### Task input

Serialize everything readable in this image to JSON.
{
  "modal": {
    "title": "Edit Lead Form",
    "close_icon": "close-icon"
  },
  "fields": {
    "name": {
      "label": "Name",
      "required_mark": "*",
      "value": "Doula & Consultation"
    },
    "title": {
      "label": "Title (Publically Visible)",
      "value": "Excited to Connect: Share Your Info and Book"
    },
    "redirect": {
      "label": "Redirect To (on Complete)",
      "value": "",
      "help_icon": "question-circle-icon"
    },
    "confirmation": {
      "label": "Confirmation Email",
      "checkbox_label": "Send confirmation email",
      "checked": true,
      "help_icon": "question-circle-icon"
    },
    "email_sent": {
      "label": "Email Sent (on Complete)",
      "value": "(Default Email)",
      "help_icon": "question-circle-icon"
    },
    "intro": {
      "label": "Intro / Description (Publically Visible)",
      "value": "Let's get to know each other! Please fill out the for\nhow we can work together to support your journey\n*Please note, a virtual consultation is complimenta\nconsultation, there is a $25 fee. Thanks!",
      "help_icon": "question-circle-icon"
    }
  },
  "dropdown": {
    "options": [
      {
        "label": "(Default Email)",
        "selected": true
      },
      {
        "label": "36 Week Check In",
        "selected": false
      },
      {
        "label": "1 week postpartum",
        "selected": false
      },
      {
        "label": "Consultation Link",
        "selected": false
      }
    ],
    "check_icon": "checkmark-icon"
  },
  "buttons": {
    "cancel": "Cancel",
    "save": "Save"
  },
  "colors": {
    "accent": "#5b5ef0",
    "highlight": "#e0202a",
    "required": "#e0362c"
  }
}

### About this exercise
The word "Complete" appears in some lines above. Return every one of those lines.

### Output for this task
      "label": "Redirect To (on Complete)",
      "label": "Email Sent (on Complete)",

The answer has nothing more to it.